[TASK]
How many lines of the records below contain the word "text"? Answer with the number alone.

=-=-=-=-=

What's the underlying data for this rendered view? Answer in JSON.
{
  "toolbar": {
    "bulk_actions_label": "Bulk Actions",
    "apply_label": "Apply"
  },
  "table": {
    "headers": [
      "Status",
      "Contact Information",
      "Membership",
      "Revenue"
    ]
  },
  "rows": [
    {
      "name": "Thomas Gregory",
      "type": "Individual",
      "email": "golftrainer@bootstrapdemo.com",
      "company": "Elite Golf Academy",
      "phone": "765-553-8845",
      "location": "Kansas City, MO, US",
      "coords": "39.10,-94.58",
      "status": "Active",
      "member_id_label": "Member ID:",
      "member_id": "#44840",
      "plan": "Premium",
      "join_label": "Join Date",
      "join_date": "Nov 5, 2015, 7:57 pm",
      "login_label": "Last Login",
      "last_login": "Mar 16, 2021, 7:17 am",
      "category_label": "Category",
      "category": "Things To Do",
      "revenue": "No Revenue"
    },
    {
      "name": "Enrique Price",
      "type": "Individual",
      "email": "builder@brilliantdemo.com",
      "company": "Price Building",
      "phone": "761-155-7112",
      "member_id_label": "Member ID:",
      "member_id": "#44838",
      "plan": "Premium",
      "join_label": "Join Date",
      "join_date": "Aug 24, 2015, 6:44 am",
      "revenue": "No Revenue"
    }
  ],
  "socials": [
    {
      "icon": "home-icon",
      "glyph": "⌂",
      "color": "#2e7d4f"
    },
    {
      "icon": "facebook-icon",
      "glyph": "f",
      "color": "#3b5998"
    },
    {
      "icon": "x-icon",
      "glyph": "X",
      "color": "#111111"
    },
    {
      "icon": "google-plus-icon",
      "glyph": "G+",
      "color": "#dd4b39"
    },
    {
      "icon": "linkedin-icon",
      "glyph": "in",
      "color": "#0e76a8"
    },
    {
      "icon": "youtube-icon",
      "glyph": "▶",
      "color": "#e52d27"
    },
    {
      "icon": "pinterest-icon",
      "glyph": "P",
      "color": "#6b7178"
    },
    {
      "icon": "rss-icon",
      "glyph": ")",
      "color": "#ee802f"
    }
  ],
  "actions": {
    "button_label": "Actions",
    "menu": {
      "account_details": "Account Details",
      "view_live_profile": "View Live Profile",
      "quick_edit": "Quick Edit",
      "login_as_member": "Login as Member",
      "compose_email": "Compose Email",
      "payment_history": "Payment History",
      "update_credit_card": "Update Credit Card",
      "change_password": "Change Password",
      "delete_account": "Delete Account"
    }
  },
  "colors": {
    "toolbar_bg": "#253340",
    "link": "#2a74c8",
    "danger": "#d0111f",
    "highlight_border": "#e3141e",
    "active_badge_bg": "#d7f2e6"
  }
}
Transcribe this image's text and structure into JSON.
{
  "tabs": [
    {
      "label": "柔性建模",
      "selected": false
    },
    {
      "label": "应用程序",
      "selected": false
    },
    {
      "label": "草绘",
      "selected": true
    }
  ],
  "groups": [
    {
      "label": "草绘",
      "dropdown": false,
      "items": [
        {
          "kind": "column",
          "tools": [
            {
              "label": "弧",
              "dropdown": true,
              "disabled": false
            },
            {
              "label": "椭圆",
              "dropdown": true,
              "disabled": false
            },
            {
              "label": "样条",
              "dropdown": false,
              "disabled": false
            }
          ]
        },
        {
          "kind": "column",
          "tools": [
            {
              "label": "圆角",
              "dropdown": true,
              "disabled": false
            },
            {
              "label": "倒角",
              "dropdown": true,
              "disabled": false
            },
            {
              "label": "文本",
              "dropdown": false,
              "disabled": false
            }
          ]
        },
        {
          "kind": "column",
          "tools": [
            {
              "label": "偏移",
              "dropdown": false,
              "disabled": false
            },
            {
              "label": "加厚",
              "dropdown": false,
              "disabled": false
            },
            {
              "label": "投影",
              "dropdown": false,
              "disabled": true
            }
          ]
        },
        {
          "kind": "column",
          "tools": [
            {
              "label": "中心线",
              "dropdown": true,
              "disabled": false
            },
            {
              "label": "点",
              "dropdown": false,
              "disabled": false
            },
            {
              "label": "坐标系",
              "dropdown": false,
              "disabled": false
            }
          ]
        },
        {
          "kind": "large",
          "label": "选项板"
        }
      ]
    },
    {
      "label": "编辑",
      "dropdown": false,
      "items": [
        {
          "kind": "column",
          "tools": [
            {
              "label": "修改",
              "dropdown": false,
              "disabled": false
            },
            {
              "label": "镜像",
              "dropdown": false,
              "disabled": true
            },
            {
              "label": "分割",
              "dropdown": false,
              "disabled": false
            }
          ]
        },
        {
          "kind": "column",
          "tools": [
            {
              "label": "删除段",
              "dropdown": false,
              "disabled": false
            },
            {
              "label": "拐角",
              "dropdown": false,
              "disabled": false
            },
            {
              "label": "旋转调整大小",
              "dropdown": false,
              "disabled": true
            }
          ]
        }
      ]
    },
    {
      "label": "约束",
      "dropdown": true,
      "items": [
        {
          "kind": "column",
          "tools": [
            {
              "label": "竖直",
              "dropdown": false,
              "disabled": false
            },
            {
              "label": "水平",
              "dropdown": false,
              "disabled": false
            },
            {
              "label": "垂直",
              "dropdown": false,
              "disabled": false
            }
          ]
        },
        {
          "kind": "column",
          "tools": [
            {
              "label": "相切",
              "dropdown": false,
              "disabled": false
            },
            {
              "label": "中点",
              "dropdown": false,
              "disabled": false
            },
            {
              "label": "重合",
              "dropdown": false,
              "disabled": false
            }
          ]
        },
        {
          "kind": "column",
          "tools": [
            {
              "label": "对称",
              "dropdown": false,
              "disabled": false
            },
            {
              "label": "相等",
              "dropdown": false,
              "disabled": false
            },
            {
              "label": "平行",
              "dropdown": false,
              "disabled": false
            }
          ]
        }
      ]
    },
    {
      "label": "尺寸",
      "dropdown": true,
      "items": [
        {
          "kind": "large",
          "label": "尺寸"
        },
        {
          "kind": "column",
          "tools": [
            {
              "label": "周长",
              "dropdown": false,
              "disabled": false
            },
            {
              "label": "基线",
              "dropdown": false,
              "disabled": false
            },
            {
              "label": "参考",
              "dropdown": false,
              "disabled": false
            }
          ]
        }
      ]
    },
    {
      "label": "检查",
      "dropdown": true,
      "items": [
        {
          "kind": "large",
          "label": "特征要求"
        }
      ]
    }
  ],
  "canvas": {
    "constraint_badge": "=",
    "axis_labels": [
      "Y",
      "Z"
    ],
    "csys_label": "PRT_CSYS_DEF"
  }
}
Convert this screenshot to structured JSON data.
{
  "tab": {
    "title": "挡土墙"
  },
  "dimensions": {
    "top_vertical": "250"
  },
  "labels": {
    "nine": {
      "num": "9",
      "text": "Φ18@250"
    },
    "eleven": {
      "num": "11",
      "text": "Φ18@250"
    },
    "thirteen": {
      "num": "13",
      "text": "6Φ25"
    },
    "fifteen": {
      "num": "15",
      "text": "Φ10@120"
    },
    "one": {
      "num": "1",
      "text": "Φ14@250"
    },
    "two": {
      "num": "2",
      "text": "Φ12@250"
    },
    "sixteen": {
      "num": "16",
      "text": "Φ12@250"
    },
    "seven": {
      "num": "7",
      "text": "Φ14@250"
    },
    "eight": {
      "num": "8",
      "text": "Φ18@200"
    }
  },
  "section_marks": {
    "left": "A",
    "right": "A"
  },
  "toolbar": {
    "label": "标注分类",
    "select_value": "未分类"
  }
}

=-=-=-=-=

[ANSWER AREA]
10